Last year, on the longest day of the year, I climbed a mountain. Stone Mountain, to be exact. It wasn’t Everest, but it felt like it.
I thought about quitting half way up. I wanted to turn around and walk back down the mountain, content to have gone as far as I could, not caring that I didn’t finish. And then I heard Katherine call my name.
We finished the climb together.
In so many ways, climbing that mountain is the perfect metaphor for what it’s like to survive postpartum depression and anxiety. Any mental illness, really.

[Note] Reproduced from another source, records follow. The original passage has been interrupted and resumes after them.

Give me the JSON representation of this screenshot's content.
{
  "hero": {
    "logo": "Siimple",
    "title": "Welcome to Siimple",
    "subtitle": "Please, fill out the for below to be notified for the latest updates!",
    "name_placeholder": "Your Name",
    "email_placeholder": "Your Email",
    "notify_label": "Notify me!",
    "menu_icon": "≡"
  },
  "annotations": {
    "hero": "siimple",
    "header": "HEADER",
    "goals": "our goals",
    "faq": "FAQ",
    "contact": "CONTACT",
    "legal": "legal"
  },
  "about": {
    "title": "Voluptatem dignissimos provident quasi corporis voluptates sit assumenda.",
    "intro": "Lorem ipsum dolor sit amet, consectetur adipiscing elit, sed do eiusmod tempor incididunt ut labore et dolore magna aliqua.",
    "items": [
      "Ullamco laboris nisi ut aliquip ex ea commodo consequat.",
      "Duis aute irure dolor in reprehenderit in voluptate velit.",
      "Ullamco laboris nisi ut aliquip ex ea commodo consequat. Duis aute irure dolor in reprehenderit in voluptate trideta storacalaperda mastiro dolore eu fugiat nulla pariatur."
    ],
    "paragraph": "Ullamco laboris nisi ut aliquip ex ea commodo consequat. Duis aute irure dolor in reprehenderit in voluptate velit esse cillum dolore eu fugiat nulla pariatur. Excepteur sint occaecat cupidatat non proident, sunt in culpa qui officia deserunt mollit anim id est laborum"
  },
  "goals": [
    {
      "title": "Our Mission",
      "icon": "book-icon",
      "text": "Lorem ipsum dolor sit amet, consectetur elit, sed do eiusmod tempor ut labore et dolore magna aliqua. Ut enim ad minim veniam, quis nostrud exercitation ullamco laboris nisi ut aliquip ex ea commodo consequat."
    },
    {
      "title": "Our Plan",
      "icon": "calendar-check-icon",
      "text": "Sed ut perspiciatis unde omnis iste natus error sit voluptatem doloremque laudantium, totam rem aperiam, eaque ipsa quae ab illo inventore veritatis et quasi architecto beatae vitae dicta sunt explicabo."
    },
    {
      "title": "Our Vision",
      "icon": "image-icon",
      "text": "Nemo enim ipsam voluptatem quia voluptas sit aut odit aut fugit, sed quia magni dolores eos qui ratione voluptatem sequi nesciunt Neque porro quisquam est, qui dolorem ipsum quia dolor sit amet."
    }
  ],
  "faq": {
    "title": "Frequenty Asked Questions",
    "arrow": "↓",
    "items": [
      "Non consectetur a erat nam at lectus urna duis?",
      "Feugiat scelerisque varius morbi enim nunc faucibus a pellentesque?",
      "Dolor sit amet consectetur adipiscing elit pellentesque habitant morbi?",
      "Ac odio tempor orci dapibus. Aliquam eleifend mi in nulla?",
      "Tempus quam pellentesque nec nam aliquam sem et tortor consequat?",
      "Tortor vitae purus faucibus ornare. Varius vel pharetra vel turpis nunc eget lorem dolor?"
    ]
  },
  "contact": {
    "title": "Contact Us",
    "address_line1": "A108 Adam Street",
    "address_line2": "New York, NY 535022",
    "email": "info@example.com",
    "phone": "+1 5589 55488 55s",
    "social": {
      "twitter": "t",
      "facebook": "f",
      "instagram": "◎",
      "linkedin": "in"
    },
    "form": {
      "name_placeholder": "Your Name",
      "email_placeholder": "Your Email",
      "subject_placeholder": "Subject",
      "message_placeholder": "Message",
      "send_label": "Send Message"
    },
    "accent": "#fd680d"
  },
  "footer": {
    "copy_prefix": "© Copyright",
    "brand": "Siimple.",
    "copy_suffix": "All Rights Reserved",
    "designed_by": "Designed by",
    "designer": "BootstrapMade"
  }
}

Every single day feels like climbing a mountain when you’re in the thick of anxiety or depression. Night comes and we collapse into bed, thankful to have made it to the top of the day and back down again, knowing that tomorrow the climb will happen again, only there’s hope that it will be easier and eventually we’ll reach the top and get to stay there.
I’m climbing again this year alongside Warrior moms–survivors and those currently struggling–their spouses, children, and those who love us.
We’re climbing to raise awareness of the fact that 1 in 7 mothers will be diagnosed with a mood or anxiety disorder. And that’s JUST the statistic on those who seek professional help from their doctors or other clinicians.
Postpartum Progress devotes its time and energy and resources to helping the moms who get help from their doctors AND the ones who don’t. This organization, one near and dear to my heart, needs our help.
Too many women begin their lives as new moms, whether it’s their first baby or their fifteenth, and experience the crippling feels of depression and anxiety. I’m climbing for those moms.
I’m climbing for me.
I have a meager first goal of raising $100 by the end of today. I’m halfway there. Halfway up the mountain last year is where I wanted to turn back, but I know that I can’t do that. After today, I have a little over a month to raise $500 for our team, and I know I can do it. But just like overcoming depression and anxiety, I can’t do it alone.
Every penny counts. Skip a latte, save a mom.